Exercise - Filter the listing below, keeping only the lines with the word "Gesa".

Given data -
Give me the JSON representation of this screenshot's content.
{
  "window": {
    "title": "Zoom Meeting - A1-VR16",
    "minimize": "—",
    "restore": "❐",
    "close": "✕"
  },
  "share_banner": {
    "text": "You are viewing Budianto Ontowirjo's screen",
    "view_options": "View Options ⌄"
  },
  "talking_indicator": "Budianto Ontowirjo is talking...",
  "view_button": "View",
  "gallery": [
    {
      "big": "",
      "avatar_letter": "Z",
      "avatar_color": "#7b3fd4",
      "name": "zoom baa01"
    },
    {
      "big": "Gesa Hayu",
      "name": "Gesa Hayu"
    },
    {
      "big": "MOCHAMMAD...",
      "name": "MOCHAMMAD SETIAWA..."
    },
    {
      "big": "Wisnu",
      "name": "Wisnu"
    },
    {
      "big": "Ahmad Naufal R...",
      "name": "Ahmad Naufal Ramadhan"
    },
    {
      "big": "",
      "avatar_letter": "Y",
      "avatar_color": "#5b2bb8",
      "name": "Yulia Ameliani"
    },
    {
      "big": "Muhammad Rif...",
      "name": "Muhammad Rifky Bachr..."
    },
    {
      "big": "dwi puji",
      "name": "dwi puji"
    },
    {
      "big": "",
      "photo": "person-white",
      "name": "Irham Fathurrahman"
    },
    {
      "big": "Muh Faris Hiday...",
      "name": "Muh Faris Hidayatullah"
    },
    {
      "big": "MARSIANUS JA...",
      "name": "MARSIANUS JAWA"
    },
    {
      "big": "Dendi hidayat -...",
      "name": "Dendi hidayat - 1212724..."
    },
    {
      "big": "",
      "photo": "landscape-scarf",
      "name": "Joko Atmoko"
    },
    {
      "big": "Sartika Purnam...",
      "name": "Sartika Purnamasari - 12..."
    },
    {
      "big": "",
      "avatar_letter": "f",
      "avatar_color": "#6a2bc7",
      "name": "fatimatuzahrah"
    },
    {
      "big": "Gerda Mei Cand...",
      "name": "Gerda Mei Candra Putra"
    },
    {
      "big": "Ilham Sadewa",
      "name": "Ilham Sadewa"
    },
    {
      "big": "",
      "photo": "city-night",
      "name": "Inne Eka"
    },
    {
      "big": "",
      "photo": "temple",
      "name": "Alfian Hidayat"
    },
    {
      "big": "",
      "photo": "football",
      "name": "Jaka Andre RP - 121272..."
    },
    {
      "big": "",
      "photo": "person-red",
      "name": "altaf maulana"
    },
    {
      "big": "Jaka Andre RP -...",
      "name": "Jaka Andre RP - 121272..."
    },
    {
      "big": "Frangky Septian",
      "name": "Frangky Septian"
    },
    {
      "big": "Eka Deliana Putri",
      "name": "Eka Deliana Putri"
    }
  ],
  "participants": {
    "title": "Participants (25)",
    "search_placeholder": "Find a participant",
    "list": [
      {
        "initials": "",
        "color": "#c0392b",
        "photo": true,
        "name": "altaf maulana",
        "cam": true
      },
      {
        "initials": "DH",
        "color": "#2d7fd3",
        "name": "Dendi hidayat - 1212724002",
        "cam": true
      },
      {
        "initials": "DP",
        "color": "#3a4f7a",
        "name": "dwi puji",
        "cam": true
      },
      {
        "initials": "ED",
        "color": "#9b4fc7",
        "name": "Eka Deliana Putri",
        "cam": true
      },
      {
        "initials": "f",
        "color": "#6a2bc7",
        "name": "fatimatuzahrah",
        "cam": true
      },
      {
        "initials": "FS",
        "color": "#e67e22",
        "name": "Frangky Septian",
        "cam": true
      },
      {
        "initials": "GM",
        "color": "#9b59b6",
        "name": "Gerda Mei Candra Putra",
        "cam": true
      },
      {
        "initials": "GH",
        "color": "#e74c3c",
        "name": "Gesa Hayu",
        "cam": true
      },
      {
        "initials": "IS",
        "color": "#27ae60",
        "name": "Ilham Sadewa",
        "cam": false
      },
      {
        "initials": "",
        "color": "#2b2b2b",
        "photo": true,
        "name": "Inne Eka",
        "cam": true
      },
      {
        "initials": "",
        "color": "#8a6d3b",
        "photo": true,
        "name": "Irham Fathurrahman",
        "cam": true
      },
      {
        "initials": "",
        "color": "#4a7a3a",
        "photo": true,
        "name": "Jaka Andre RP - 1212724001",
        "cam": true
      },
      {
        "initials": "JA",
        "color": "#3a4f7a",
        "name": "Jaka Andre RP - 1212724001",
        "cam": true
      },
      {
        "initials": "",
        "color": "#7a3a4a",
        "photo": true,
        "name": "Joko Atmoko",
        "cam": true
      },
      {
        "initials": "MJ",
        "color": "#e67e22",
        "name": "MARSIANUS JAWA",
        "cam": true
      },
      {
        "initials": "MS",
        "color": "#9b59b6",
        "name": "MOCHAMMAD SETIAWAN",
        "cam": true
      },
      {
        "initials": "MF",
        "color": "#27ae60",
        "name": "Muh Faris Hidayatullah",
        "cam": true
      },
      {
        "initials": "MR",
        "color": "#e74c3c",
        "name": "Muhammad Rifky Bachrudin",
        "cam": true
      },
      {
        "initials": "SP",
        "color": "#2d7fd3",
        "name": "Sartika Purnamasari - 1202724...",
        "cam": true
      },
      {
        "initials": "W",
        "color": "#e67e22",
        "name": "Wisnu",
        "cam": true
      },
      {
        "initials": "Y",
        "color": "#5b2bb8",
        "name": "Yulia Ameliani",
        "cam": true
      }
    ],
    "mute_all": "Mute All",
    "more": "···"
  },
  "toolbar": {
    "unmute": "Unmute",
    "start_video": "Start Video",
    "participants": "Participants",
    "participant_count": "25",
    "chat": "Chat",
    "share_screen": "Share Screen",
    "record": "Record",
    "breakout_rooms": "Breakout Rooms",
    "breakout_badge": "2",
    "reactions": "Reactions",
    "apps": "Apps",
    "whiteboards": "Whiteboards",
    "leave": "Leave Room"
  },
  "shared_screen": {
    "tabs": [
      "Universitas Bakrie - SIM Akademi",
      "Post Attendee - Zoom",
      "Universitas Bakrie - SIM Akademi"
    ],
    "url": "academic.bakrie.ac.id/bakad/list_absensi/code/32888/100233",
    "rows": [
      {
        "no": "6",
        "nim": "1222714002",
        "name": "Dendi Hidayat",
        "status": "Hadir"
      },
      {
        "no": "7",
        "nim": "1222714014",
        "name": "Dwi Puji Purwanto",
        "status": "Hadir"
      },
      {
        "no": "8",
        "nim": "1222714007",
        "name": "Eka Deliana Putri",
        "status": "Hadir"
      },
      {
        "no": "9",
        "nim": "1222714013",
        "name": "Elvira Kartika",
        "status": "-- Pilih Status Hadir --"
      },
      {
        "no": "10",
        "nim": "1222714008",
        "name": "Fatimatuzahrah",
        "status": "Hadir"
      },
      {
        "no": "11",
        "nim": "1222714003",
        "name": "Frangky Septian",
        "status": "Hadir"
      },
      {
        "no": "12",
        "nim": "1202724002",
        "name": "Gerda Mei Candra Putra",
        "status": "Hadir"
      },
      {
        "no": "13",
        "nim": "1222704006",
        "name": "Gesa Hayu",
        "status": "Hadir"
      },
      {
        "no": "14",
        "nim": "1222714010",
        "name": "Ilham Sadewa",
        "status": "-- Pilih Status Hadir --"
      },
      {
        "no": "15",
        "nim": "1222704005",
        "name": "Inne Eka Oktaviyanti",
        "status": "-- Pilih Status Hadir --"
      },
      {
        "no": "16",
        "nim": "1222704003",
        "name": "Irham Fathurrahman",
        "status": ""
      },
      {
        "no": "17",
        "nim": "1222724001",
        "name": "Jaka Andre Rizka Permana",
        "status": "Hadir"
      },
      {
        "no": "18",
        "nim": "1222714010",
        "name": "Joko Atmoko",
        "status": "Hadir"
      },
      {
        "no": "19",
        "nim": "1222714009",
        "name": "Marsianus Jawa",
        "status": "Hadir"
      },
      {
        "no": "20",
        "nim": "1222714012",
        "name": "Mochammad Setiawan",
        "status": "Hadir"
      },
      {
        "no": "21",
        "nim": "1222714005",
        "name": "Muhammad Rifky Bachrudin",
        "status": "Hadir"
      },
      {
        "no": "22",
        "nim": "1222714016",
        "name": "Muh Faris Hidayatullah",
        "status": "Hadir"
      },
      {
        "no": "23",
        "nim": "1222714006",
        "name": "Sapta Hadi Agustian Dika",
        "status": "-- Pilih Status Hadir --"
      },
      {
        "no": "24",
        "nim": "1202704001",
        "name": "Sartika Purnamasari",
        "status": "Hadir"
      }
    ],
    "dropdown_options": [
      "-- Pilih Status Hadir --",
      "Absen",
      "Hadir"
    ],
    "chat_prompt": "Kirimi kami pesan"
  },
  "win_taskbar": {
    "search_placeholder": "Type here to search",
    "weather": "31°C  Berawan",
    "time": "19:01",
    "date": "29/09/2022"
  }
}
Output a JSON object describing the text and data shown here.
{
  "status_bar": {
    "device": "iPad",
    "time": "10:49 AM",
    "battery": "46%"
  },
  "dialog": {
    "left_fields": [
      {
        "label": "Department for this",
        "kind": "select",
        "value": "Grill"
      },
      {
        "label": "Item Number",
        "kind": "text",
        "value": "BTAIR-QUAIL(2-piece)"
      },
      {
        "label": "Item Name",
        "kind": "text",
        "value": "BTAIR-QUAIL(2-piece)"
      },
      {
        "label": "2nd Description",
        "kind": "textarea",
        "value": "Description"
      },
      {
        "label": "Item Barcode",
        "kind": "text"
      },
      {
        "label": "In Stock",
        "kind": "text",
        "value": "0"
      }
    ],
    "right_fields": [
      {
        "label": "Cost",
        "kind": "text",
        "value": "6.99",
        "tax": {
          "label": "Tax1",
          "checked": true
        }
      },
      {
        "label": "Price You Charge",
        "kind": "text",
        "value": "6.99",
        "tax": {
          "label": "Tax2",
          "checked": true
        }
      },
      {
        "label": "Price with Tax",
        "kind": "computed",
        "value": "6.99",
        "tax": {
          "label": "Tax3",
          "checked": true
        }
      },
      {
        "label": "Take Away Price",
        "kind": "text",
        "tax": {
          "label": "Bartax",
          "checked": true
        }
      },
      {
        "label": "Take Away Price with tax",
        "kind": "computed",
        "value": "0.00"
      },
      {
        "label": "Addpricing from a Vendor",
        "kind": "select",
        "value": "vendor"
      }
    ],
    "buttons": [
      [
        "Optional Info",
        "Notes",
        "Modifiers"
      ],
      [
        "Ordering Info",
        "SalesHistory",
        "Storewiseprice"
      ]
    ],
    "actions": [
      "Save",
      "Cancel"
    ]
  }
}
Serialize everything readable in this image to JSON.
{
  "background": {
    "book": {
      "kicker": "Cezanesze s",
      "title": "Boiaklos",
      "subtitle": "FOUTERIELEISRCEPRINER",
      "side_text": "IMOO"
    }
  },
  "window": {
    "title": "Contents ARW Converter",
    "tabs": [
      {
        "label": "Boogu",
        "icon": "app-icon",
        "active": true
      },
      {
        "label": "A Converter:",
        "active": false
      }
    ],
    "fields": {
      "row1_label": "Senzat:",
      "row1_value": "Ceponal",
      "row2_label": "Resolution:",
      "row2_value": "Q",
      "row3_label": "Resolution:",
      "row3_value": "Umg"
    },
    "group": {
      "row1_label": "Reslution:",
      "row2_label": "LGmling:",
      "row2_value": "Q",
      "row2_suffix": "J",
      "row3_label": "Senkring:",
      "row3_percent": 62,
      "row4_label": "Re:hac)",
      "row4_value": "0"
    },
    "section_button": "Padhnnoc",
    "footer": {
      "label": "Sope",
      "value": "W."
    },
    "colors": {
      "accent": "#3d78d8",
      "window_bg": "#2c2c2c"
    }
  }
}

Worked solution -
      "big": "Gesa Hayu",
      "name": "Gesa Hayu"
        "name": "Gesa Hayu",
        "name": "Gesa Hayu",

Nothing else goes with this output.